The Timely Writer 'stakes', a one turn mile at Gulfstream.
Uncle Mo (Post Position 1) breaks to his outside, bumping with Gallant Dreams right out of the gate but doesn't deter Mo from going up and getting the early lead. As they move onto the main train Uncle Mo has a length's advantage over Rattlesnake Bridge from the outside. Mo sets some sluggish fractions (25.53, 49.58) and isn't asked for much until Rattlesnake Bridge ranges up to his outside nearing the stretch. Velazquez doesn't readily assert himself they as they dispose of Rattlesnake Bridge at the top of the stretch and draw away. Mo wins in a hand ride with Velazquez having looked back for the competition in the stretch more than he faces forward.
Not much to this one here, as many correctly deemed this race a public workout for Mo. Having gone so slow early with minimal pressure, at a mile, he almost shouldn't get credit for finishing his final quarter in 22.87 - it's expected of him. The only thing I can take from this so called race is that he looked absolutely fine and there was no physical damage done to him over his winter layoff.
The Grade One Wood Memorial, a mile and an eight going two turns at Aqueduct.
Uncle Mo (Post Position 4, John Velazquez) 'grabs a quarter' right out of the gate (he also did in the Champagne but no excuses were needed that day) and is hesitantly sent to the lead and is flanked by Duca to his outside. Mo takes them through legitimate fractions for a mile and an eight at the big A (:23.49, 47.98) with Duca "alongside offering mild pressure" as Tom Durkin states. Uncle Mo then fends off Duca and Isn't He Perfect in the stretch to his outside but is unable to kick clear and folds in the final sixteenth of a mile.
This one was a head-scratcher; the pace wasn't so hot that you'd expect Mo to tire late - he actually even got a nice breather mid-race - furlongs four through eight were run in a tepid 49.28. He simply looked like a short horse with distance limitations.

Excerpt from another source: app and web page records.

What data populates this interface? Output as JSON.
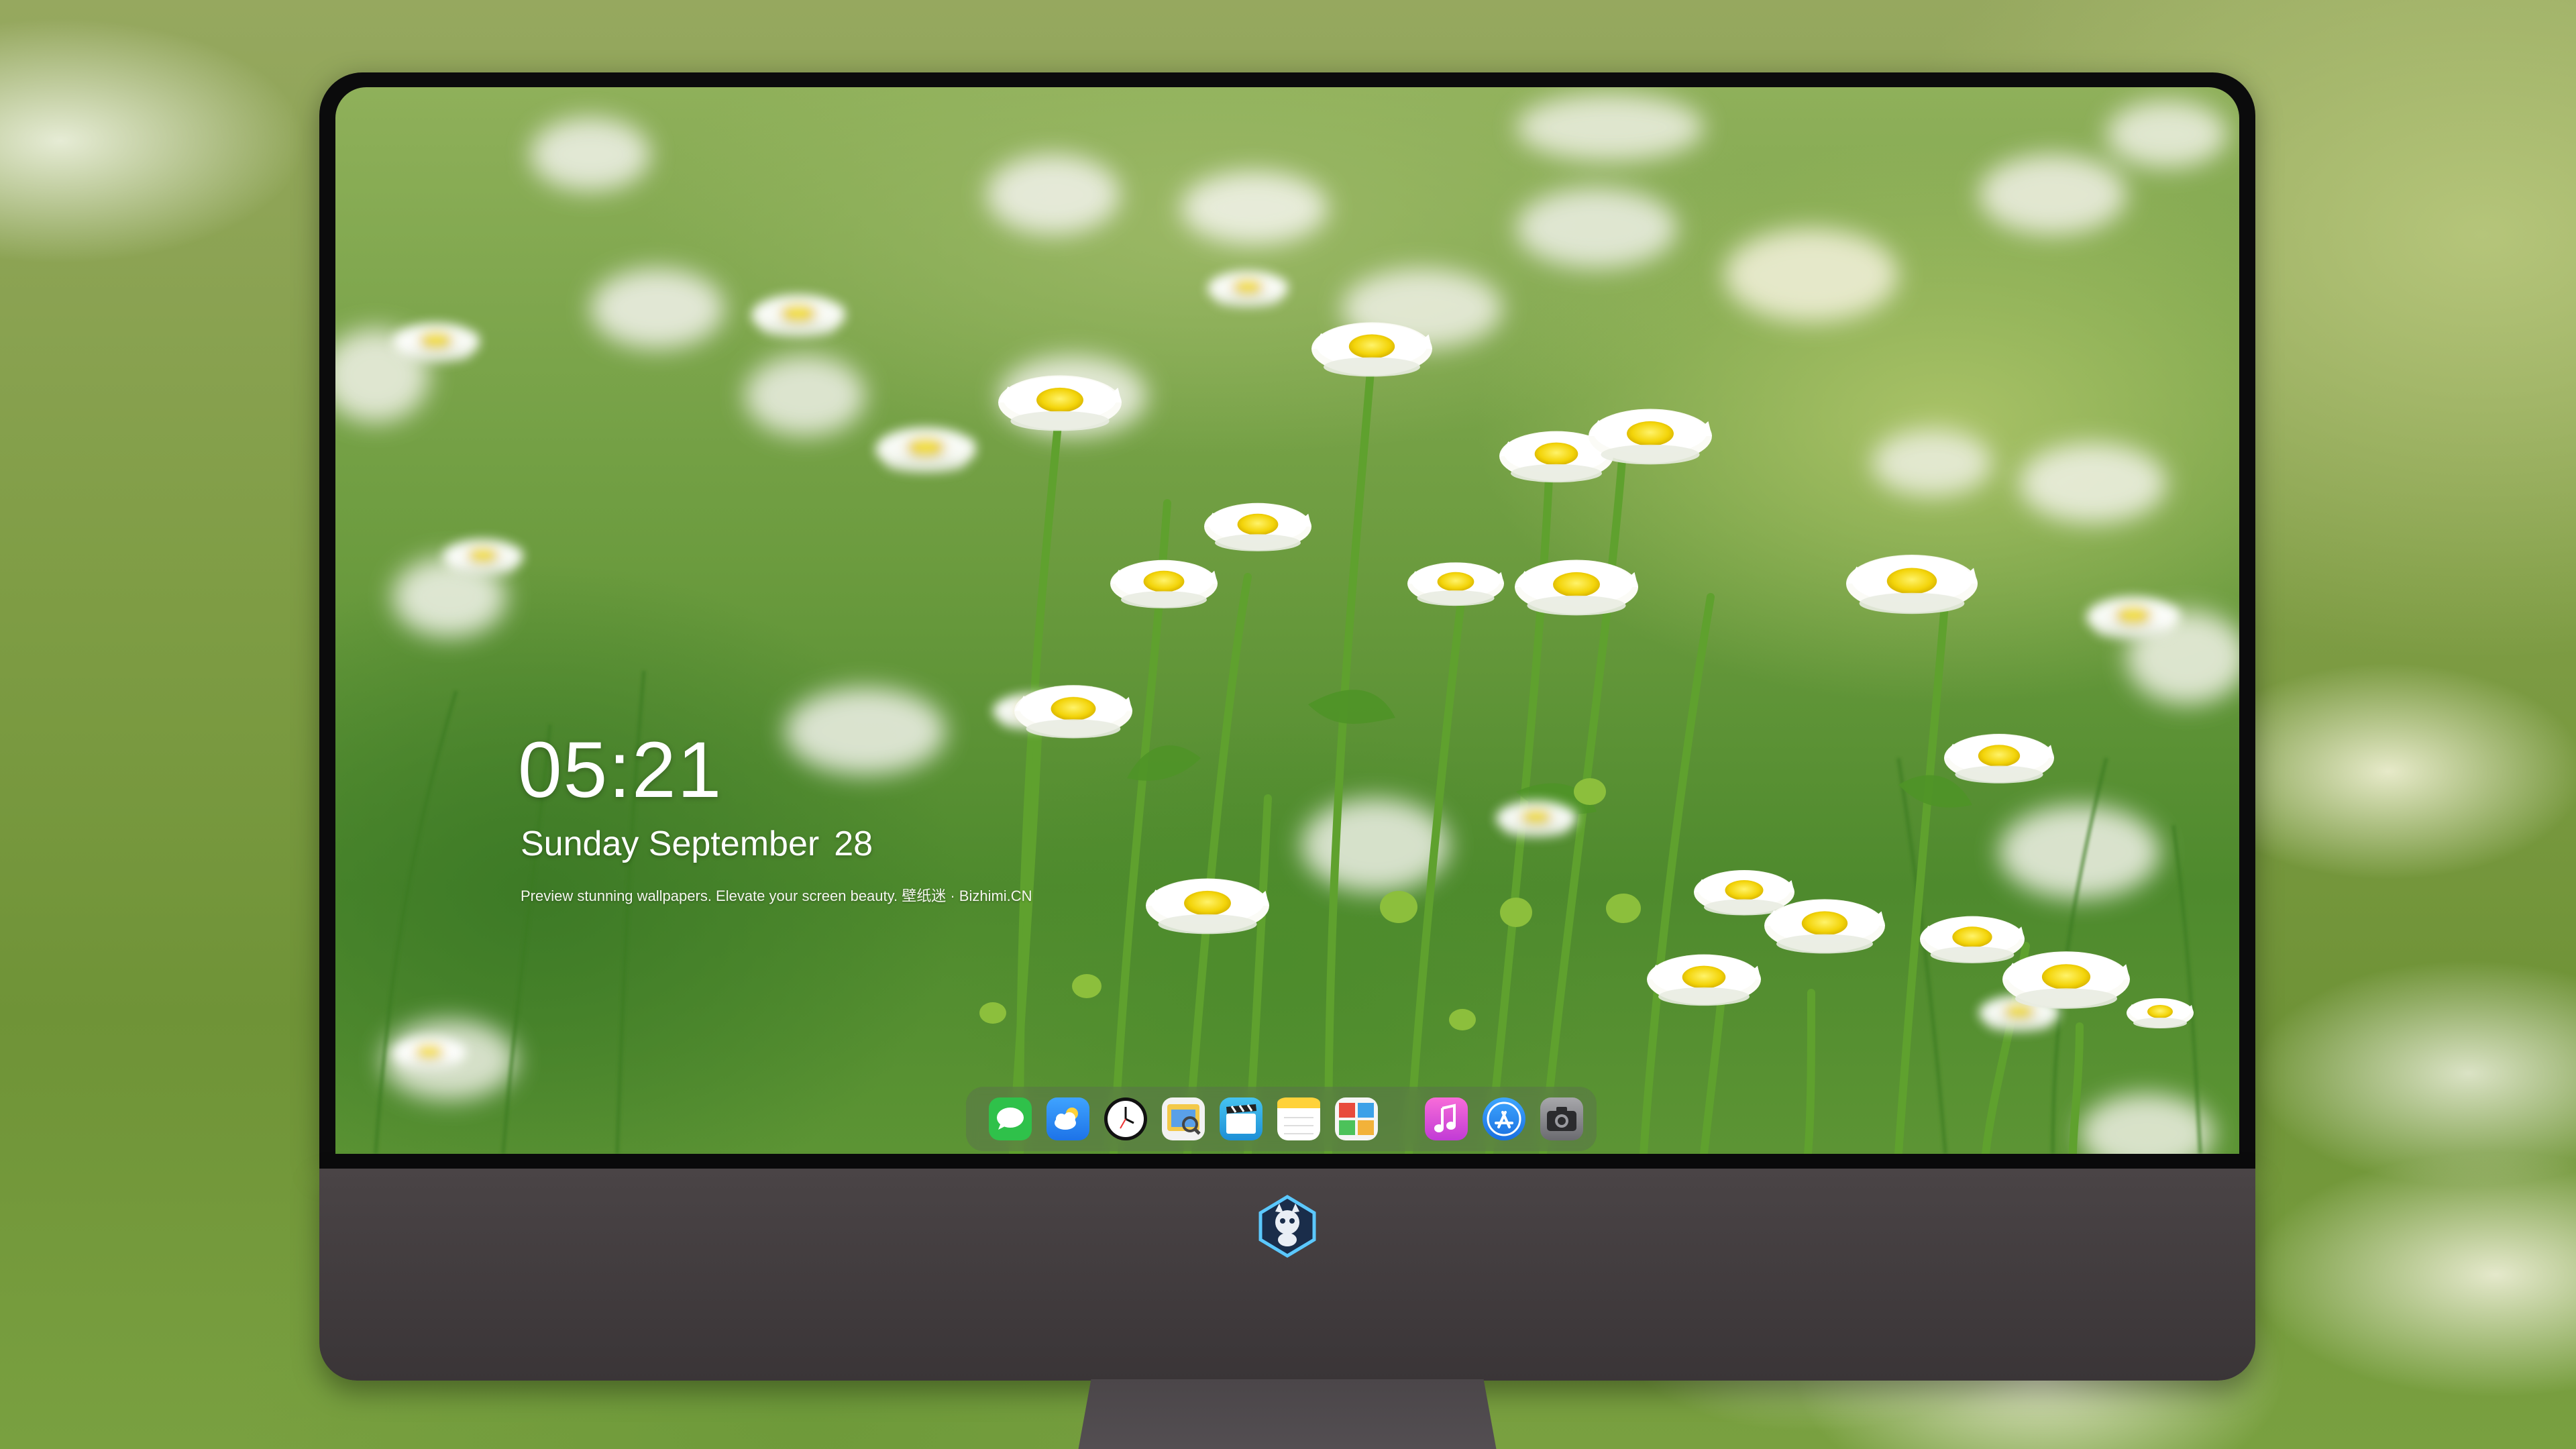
{
  "lockscreen": {
    "time": "05:21",
    "weekday_month": "Sunday September",
    "day": "28",
    "tagline": "Preview stunning wallpapers. Elevate your screen beauty. 壁纸迷 · Bizhimi.CN"
  },
  "dock": {
    "apps": [
      {
        "name": "messages",
        "icon": "message-bubble-icon",
        "color": "#32c94b"
      },
      {
        "name": "weather",
        "icon": "cloud-sun-icon",
        "color": "#2f8ff5"
      },
      {
        "name": "clock",
        "icon": "clock-icon",
        "color": "#ffffff"
      },
      {
        "name": "preview",
        "icon": "image-preview-icon",
        "color": "#f4d36b"
      },
      {
        "name": "video",
        "icon": "clapperboard-icon",
        "color": "#38b6e8"
      },
      {
        "name": "notes",
        "icon": "notes-icon",
        "color": "#ffd54a"
      },
      {
        "name": "photo-gallery",
        "icon": "photo-collage-icon",
        "color": "#f2a93b"
      },
      {
        "name": "music",
        "icon": "music-note-icon",
        "color": "#e54fc7"
      },
      {
        "name": "app-store",
        "icon": "app-store-icon",
        "color": "#2a86f0"
      },
      {
        "name": "camera",
        "icon": "camera-icon",
        "color": "#8a8a8e"
      }
    ]
  },
  "chin": {
    "logo": "mascot-logo-icon"
  }
}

The news that he came out of the race with a gastrointestinal tract infection made sense since it is undeniable a healthy, fit, and cranked up Uncle Mo would have beaten this field with the trip he endured.
Final thoughts - There's no question that Uncle Mo will be an underlay next Saturday. It would take a Big Brown-like performance to win the Kentucky Derby off of one authentic prep race, in which he came out of sick, and has not, reportedly, had the best of appetites since. Year in and out horses who thrive in the few weeks from their final prep to the Derby win or produce a career best effort, which doesn't bode well for Uncle Mo.
Any other Derby entrant who endured his three year old campaign while also coming out of his final prep with an illness, minor as it may be, would be an instant toss and the favorite to finish last. However, Uncle Mo has shown to posses immense talent, such talent that would likely dispel his distance limitations that his pedigree suggests he'll have, and far more than any of his competitors that it would not surprise me should he don the roses. He should also sit a perfect trip, maybe third or fourth early depending how much other pace there is - remember his best race to date came when he was able to stalk and pounce. That being said his campaign and slight illness make him a longer shot than his odds will reflect and while I'll be rooting for him he won't get a dime of my money.